===== DATASET EXCERPTS =====

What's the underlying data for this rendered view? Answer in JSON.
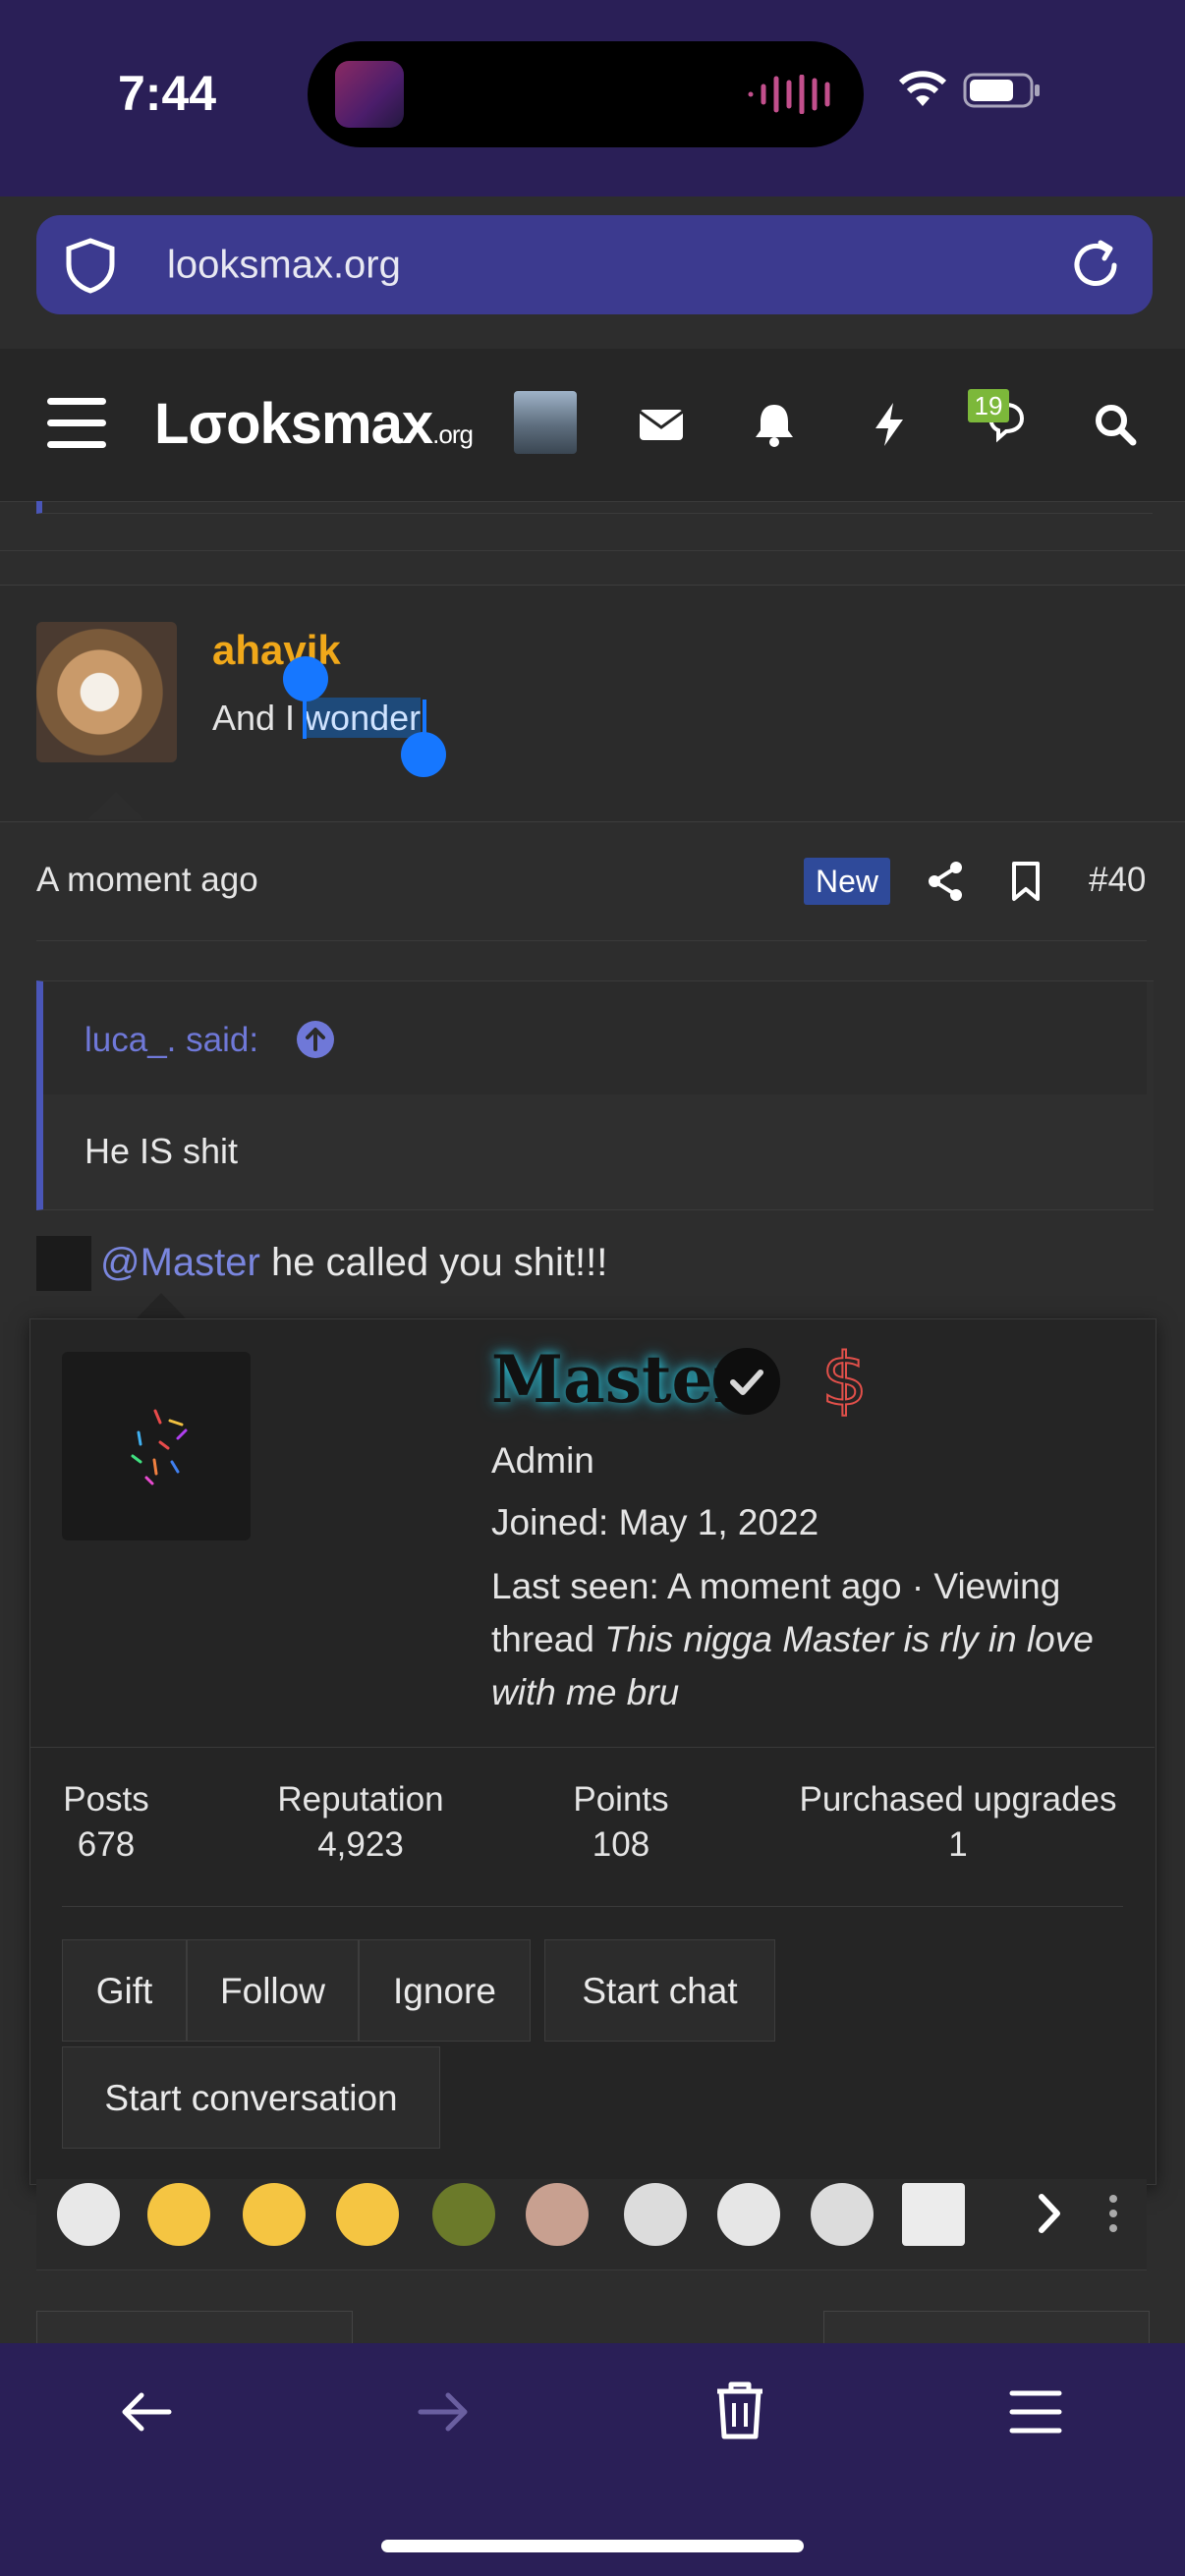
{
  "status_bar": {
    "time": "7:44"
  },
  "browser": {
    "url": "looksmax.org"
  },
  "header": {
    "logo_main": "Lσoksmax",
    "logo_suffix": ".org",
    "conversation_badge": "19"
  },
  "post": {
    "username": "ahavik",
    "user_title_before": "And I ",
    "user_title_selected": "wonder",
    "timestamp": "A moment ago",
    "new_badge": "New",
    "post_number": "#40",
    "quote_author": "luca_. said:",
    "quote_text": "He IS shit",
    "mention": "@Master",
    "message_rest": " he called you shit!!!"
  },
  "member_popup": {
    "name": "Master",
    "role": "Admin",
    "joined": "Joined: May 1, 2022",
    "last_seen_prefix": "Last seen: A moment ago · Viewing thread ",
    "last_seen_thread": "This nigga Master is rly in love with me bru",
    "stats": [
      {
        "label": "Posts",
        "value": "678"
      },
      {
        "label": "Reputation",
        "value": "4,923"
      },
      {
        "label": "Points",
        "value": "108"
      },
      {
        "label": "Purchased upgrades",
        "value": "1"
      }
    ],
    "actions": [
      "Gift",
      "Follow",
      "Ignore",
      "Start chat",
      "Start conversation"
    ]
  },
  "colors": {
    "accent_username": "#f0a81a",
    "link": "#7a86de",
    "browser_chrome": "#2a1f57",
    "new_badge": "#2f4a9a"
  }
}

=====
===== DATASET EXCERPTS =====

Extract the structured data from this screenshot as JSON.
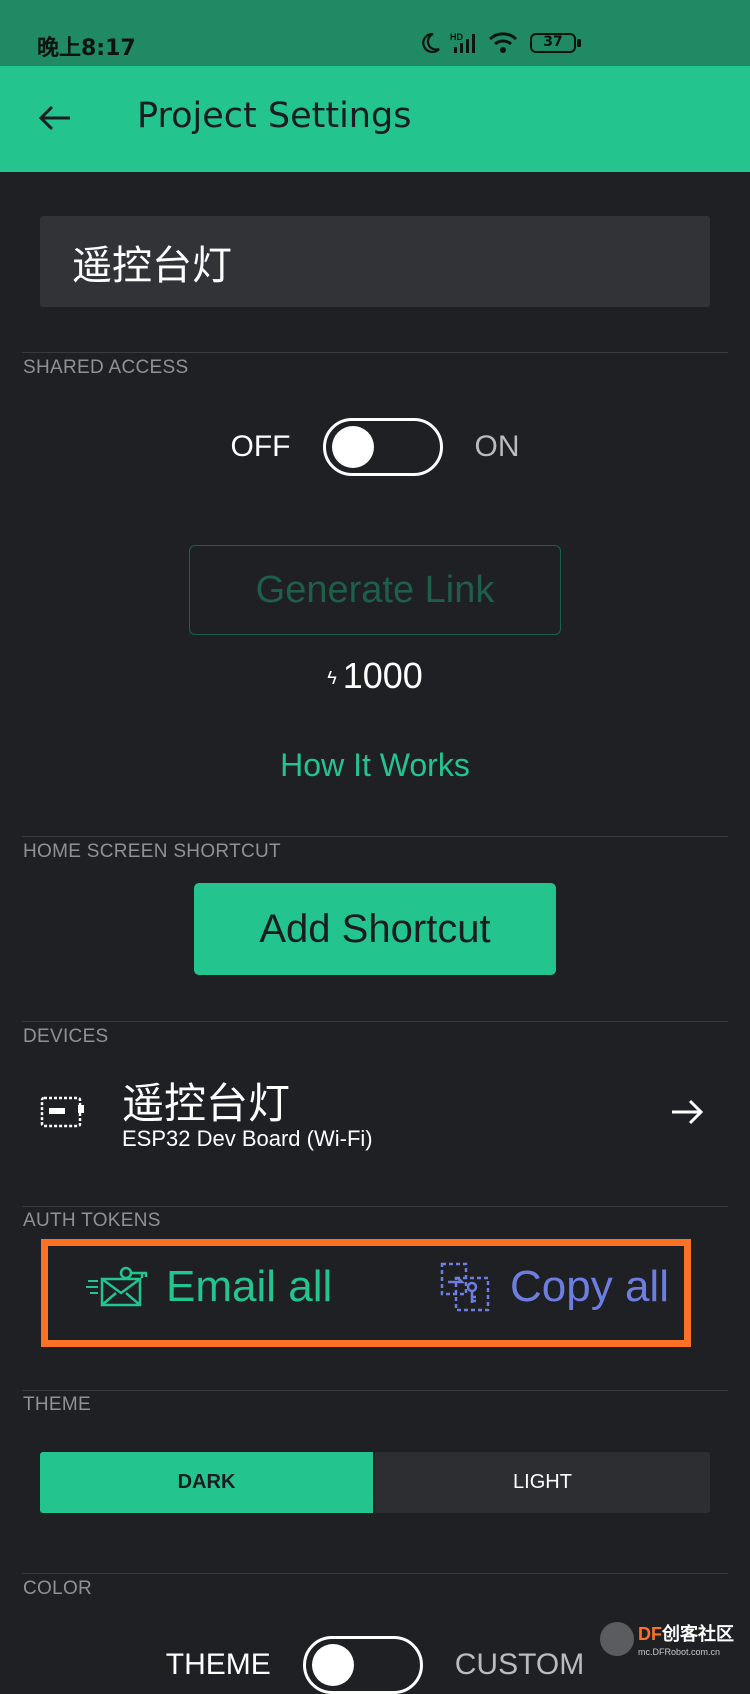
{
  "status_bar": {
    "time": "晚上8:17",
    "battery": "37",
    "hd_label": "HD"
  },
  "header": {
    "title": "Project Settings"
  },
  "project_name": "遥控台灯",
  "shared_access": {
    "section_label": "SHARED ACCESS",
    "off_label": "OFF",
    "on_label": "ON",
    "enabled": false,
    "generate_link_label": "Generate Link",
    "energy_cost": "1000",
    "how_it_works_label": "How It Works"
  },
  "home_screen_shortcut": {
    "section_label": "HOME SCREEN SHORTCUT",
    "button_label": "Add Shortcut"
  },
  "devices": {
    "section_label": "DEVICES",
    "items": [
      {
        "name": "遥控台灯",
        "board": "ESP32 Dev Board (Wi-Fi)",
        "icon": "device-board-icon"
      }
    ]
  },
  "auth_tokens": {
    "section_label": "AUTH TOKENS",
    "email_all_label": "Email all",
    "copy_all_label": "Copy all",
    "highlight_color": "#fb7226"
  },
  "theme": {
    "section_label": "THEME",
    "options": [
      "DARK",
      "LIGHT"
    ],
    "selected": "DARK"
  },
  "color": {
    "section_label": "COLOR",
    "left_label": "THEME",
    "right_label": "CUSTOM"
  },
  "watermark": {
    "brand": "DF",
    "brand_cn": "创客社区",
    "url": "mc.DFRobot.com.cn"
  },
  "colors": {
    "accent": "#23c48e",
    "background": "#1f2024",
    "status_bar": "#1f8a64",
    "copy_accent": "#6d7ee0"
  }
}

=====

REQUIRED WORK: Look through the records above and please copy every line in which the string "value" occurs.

RESPONSE AREA:
        "value": "678"
        "value": "4,923"
        "value": "108"
        "value": "1"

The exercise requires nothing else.